Who are your major influences and how do they affect your creative practice?
His industrial background seems to have inspired what he has photographed in the past. He was also influenced by German expressionism, German painters, Russian constructivists and capitalist literature, and Renaissance painting. All these were his main inspiration during the seventies and were the foundation for his future. Brian’s studio work was inspired by “religious paintings, along with paintings from Spain and Italy”.
How do you generate ideas and when are you at your most creative?
“I don’t have a car, I walk everywhere and I use public transport. By walking everywhere I can look at everything and it gives me space to think”. He tends to watch people and study their mannerisms. “I tend to be quite spontaneous with my ideas and act on them as soon as possible”. The only time he ponders over a job is when it is site work, in which case he spends a long time pondering over the whole area, waiting for inspiration. Having an assistant has also helped to take some of the burden off his shoulders; this also gives him a little more breathing space and time for him to think. “Ideas come when you do nothing, or when you cook pasta or make a cup of coffee”. 8. What is your preferred media, film or stills?
“Stills at the moment, definitely, but if I have a feature film to do then I will move over to film, of course! But it’s essentially stills”. Brian goes on to say that he prefers the instant access to his still images, whereas the film process is much more tedious and time consuming.
How important is it to be London based?
“I don’t think it is any more, it certainly was when I started, but not any more. If you wanted to be at the forefront of commercial photography, being in London was essential but not anymore”. He says that a lot of portraiture is shot in London so to have a studio there is much more important because the more prominent people live in London and do not want to travel too far to have a picture taken. “General photographic work could be anywhere in Europe, but if you want to do a portrait of Diana Rigg, she is going to be in a London theatre so you need to be close”.
Do you work with an agency and if so what are the advantages and disadvantages of such an arrangement?
“I often think that I would like to work through an agency because I’m sure that they are constructive things but I think that my personality is such that I find it difficult to work with other people. So at the moment I work for myself.” Some of the apparent advantages of an agent could be to introduce you to new clients, in the case of syndication they can open your work up all over the world. The major disadvantages are that if you work with an agent they can take 20 to 25% of your income. A picture agency could take up to 50% of the sale of an image.
Do you ever wish that your artistic career may have taken a different path?
“Never, no! I’ve gone through a perfect path actually. I am really happy with my artistic career. I have no misgivings or no frustrations at all, I’m really happy about it”.
How do you envisage your career developing over the next decade?
“I believe that I will be recognised as one of the best photographers that the country has ever produced.
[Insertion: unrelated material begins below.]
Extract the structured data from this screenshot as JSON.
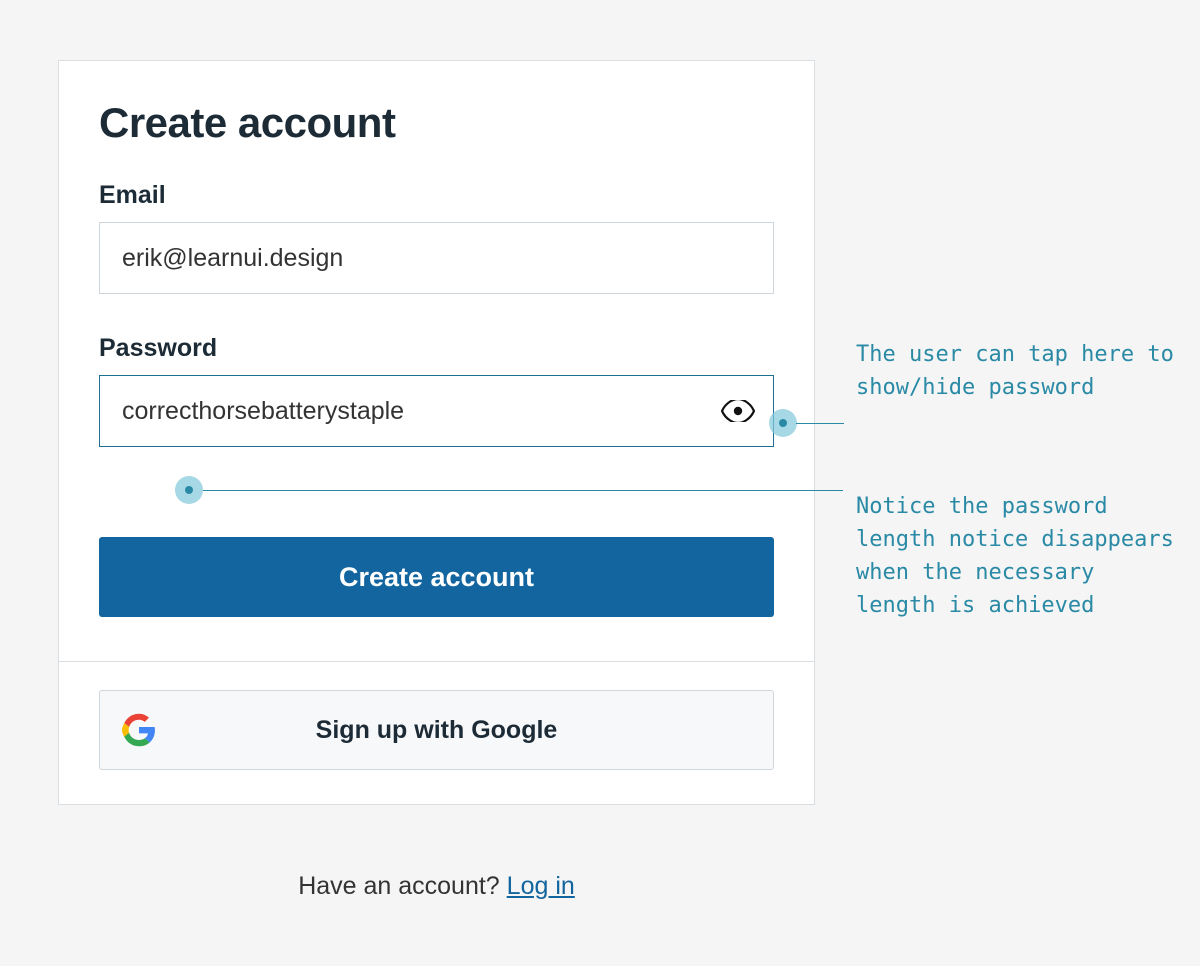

I think that I will be the oldest commercial photographer in the country”. He also believes that he will be one of the last original photographers prior to Photoshop in his particular area or field of photography. “Martin Parr has made his mark big strides in his area and I have done the same in mine. I hope that in ten years time the history books will recognise me but until then I will keep on making pictures”.